Me and ANWO
Me and; RSPCA (1890) The Animal World. London: S.W. Partridge and Co.

The ‘letters to the editor’ section is the key part to this factual-rollercoaster of a blog. It indicates how the culture of keeping pets was communicated in the Victorian era. This book is the hallmark of the Victorians’ changing attitudes and newfound holistic approach towards animals. For example, in February of 1890, an E. O. wrote in to the magazine requesting help from readers regarding the condition of her rather exotic cockatoo.

ANWO Letters to Editor
RSPCA (1890) The Animal World. London: S.W. Partridge and Co. P. 31.


Then, in the following issue, there is an ‘answers to correspondents’ section, whereby other readers can submit their opinions to others. In this case, two people decided to give advice to E. O. one telling her to take the bird to the vets, and the other to just rub cream on the chest of the cockatoo.

ANWO Correspondents
RSPCA (1890) The Animal World. London: S.W. Partridge and Co. P. 47.


The clear differences between the answers demonstrates the variances of education regarding these animals that each Victorian person has. It is still like this today but with the help of the internet and a century or so of further research in animal health we have a little bit more of an idea. I’d take the cockatoo to the vets, BTW.

There are other answers like this in The Animal World and if you have access to a public library, or even LJMU’s archives I definitely suggest a quick read as they can sometimes be pretty funny and interesting.
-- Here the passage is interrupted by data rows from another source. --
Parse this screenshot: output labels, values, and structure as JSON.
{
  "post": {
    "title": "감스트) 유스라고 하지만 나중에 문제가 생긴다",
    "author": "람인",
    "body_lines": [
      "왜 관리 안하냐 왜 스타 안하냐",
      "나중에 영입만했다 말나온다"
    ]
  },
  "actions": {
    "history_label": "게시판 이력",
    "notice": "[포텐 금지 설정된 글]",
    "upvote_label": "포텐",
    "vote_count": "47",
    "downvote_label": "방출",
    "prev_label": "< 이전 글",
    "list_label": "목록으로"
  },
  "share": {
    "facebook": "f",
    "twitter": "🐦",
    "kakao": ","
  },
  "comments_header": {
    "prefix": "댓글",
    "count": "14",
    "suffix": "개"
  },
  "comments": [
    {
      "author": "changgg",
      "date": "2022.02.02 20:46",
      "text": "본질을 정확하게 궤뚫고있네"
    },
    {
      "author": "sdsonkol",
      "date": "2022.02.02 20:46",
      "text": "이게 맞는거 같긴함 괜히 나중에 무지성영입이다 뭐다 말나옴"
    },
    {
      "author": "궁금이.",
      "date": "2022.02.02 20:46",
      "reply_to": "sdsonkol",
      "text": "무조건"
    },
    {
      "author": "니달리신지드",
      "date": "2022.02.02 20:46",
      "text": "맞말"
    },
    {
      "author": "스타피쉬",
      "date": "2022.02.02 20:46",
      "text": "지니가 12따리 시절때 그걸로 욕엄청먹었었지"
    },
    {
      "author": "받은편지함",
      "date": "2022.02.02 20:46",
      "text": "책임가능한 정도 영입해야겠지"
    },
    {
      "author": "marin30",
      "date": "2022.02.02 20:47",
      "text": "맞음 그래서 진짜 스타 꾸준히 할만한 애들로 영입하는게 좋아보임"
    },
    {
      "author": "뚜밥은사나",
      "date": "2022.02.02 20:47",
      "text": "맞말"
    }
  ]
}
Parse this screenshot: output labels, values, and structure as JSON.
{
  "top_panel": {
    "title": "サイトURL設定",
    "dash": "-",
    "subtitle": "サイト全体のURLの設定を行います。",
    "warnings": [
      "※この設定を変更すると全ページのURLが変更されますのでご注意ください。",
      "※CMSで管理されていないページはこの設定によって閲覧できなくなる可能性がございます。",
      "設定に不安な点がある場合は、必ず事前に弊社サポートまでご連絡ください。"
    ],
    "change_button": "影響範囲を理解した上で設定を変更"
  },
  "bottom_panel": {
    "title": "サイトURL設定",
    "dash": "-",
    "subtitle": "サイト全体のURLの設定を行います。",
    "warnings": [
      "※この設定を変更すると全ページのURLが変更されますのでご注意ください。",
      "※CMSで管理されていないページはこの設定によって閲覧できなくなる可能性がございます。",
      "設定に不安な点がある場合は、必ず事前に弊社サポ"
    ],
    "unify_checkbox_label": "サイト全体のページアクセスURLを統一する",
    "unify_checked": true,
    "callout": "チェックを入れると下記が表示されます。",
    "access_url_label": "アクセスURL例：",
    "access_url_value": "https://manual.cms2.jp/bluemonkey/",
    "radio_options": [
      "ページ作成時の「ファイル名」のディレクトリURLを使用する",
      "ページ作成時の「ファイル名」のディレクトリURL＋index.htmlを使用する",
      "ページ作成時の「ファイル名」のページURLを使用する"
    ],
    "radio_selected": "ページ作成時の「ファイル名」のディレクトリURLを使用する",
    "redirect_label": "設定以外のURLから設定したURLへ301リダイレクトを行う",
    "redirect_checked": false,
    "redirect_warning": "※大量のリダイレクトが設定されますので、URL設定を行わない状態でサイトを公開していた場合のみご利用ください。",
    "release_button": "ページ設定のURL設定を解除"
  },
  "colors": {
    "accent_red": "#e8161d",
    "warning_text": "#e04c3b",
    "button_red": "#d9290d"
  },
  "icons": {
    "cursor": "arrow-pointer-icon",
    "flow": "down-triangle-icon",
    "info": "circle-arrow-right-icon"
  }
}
To conclude the blog post I will, of course, post the next ‘Puzzle Page’ from the much-loved The Children’s Friend. I hope you all managed to crack the puzzles and I wish you all best of luck with this set:

Wilson, C. (1884) The Children’s Friend. London: S. W. Partridge & Co. p. 47.


See you next week!

Jade x



Blue Cross. (2017). Welcome to Blue Cross for Pets. Available: Last Accessed 2017.

Dr Coffey, J. (2006). The Abolition of the Slave Trade: Christian Conscience and Political Action. Available: Last accessed 2017.

History House. (2016). A Look at the First Steps on the Road to Animal Welfare. Available: Last accessed 2017.

RS Revision. (2015). Animal Rights. Available: Last accessed 2017.

RSPCA. (2017). Our History. Available: Last accessed 2017.

RSPCA (1890) The Animal World. London: S.W. Partridge and Co.

Wikimedia. (2017). Blue Cross. Available: Last accessed 2017